***** Data shown *****
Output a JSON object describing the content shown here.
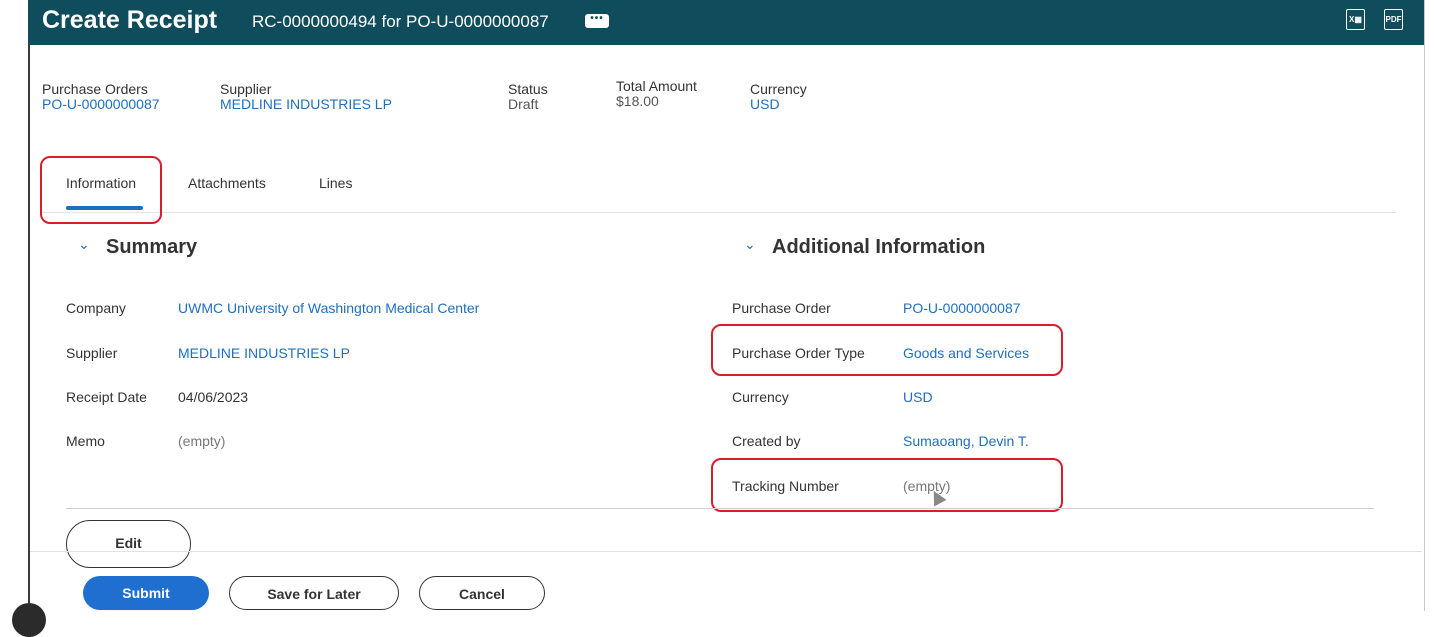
{
  "header": {
    "title": "Create Receipt",
    "subtitle": "RC-0000000494 for PO-U-0000000087",
    "more_icon": "ellipsis-icon",
    "excel_icon": "export-excel-icon",
    "pdf_icon": "export-pdf-icon"
  },
  "summary_bar": {
    "purchase_orders": {
      "label": "Purchase Orders",
      "value": "PO-U-0000000087"
    },
    "supplier": {
      "label": "Supplier",
      "value": "MEDLINE INDUSTRIES LP"
    },
    "status": {
      "label": "Status",
      "value": "Draft"
    },
    "total_amount": {
      "label": "Total Amount",
      "value": "$18.00"
    },
    "currency": {
      "label": "Currency",
      "value": "USD"
    }
  },
  "tabs": [
    {
      "label": "Information",
      "active": true
    },
    {
      "label": "Attachments",
      "active": false
    },
    {
      "label": "Lines",
      "active": false
    }
  ],
  "summary": {
    "heading": "Summary",
    "fields": [
      {
        "label": "Company",
        "value": "UWMC University of Washington Medical Center"
      },
      {
        "label": "Supplier",
        "value": "MEDLINE INDUSTRIES LP"
      },
      {
        "label": "Receipt Date",
        "value": "04/06/2023"
      },
      {
        "label": "Memo",
        "value": "(empty)"
      }
    ]
  },
  "additional": {
    "heading": "Additional Information",
    "fields": [
      {
        "label": "Purchase Order",
        "value": "PO-U-0000000087"
      },
      {
        "label": "Purchase Order Type",
        "value": "Goods and Services"
      },
      {
        "label": "Currency",
        "value": "USD"
      },
      {
        "label": "Created by",
        "value": "Sumaoang, Devin T."
      },
      {
        "label": "Tracking Number",
        "value": "(empty)"
      }
    ]
  },
  "actions": {
    "edit": "Edit",
    "submit": "Submit",
    "save_later": "Save for Later",
    "cancel": "Cancel"
  },
  "colors": {
    "header_bg": "#0f4c5c",
    "link": "#1f6fbf",
    "primary": "#1f6fd0",
    "highlight": "#d81e2a"
  }
}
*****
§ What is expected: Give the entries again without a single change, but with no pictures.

§ Answer section:
Output a JSON object describing the content shown here.
{
  "header": {
    "title": "Create Receipt",
    "subtitle": "RC-0000000494 for PO-U-0000000087",
    "more_icon": "ellipsis-icon",
    "excel_icon": "export-excel-icon",
    "pdf_icon": "export-pdf-icon"
  },
  "summary_bar": {
    "purchase_orders": {
      "label": "Purchase Orders",
      "value": "PO-U-0000000087"
    },
    "supplier": {
      "label": "Supplier",
      "value": "MEDLINE INDUSTRIES LP"
    },
    "status": {
      "label": "Status",
      "value": "Draft"
    },
    "total_amount": {
      "label": "Total Amount",
      "value": "$18.00"
    },
    "currency": {
      "label": "Currency",
      "value": "USD"
    }
  },
  "tabs": [
    {
      "label": "Information",
      "active": true
    },
    {
      "label": "Attachments",
      "active": false
    },
    {
      "label": "Lines",
      "active": false
    }
  ],
  "summary": {
    "heading": "Summary",
    "fields": [
      {
        "label": "Company",
        "value": "UWMC University of Washington Medical Center"
      },
      {
        "label": "Supplier",
        "value": "MEDLINE INDUSTRIES LP"
      },
      {
        "label": "Receipt Date",
        "value": "04/06/2023"
      },
      {
        "label": "Memo",
        "value": "(empty)"
      }
    ]
  },
  "additional": {
    "heading": "Additional Information",
    "fields": [
      {
        "label": "Purchase Order",
        "value": "PO-U-0000000087"
      },
      {
        "label": "Purchase Order Type",
        "value": "Goods and Services"
      },
      {
        "label": "Currency",
        "value": "USD"
      },
      {
        "label": "Created by",
        "value": "Sumaoang, Devin T."
      },
      {
        "label": "Tracking Number",
        "value": "(empty)"
      }
    ]
  },
  "actions": {
    "edit": "Edit",
    "submit": "Submit",
    "save_later": "Save for Later",
    "cancel": "Cancel"
  },
  "colors": {
    "header_bg": "#0f4c5c",
    "link": "#1f6fbf",
    "primary": "#1f6fd0",
    "highlight": "#d81e2a"
  }
}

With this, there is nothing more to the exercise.